“The expertise we built up to tackle metal theft has all but disappeared, and it is unclear how enforcement agencies could re-form the teams they dismantled,” added Edwards, a former police officer who has established Onis Consulting.
He is warning that if the value of commodities continues to rise or stays near the current level there could be an “explosion” in metal theft and associated problems.
Edwards’ comments echo those of the British Metals Recycling Association. In August, chief executive Robert Fell told MRW his members regularly reported scrap yards openly and illegally paying cash for scrap metal.
“Unless that metal is evidently stolen, the police remain unable to act, largely because they do not have the resources,” Fell said.
“This is incredibly frustrating as the one simple request the industry made to the Government when the Act was introduced was that it would be fully enforced.”
In a BMRA blog, Fell (pictured) added: “Like a live hand grenade, responsibility is seemingly being tossed between the Home Office, local authorities and even the Environment Agency. We know there is appetite among the police to roll their sleeves up but not the funds to achieve it. We remain convinced that those yards who are paying cash merit attention.”

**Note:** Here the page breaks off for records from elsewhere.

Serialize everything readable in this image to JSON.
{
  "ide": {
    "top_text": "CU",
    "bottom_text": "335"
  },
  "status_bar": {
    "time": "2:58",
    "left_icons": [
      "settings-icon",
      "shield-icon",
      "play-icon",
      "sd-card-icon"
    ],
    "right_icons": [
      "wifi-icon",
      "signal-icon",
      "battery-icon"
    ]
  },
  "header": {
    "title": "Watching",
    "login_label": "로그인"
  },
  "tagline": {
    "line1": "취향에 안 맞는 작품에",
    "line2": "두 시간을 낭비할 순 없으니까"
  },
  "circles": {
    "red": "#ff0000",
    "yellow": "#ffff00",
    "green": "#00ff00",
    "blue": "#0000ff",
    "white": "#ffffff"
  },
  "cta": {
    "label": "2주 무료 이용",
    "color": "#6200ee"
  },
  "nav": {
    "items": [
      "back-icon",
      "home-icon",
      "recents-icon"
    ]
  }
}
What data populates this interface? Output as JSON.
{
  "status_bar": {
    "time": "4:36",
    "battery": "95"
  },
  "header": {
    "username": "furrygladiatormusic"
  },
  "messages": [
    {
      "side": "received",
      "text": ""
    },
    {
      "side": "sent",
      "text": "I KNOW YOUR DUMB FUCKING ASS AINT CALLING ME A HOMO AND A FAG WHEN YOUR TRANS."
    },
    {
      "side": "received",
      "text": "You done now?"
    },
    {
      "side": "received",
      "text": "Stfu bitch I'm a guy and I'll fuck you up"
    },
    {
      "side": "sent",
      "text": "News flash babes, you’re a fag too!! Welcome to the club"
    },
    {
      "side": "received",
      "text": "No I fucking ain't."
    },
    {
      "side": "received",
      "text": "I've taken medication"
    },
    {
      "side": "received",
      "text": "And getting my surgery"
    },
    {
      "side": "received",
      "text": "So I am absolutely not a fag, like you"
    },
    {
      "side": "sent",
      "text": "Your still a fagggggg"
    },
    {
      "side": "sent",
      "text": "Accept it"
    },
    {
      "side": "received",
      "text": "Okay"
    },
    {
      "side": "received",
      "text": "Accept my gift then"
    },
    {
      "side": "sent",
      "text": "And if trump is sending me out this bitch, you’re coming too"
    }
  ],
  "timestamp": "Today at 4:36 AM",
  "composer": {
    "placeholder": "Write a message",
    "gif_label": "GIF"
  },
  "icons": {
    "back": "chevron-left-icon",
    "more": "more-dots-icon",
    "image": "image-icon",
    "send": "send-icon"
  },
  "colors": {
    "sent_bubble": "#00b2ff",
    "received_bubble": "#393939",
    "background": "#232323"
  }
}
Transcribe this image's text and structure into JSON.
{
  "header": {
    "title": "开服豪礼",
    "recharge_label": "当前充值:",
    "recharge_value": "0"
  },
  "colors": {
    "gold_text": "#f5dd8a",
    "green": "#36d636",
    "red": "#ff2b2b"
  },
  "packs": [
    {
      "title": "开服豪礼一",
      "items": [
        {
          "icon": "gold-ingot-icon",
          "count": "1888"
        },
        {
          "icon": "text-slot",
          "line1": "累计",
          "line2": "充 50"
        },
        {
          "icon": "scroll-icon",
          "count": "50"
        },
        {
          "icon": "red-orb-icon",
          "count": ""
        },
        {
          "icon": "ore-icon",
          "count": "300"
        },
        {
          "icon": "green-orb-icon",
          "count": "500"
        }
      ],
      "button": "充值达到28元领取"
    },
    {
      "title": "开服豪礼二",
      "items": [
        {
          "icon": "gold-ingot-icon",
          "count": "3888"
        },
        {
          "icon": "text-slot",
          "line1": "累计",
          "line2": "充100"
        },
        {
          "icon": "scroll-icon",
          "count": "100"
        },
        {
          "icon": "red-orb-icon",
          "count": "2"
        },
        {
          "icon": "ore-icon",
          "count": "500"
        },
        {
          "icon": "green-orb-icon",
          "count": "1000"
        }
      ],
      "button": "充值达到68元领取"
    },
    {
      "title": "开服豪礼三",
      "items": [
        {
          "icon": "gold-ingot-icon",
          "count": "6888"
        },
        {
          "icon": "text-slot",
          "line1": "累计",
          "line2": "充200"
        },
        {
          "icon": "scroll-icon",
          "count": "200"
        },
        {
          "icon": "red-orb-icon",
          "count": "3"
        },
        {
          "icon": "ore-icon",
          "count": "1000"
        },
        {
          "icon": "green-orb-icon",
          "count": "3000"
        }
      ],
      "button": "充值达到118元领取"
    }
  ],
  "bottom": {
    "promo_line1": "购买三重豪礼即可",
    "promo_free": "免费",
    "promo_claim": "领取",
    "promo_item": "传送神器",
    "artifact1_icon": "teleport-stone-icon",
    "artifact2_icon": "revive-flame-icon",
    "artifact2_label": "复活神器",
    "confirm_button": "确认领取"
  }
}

Edwards is also concerned that the regime of licensing of scrap dealers, both in terms of sites and mobile collectors, is not rigorous enough.
“We continue to see unscrupulous scrap dealers taking advantage of the lack of scrutiny from asset owners,” Edwards said. “If we throw in a lack of enforcement, rising commodity prices and the use of cash, we have all the conditions for an increase in corporate theft.”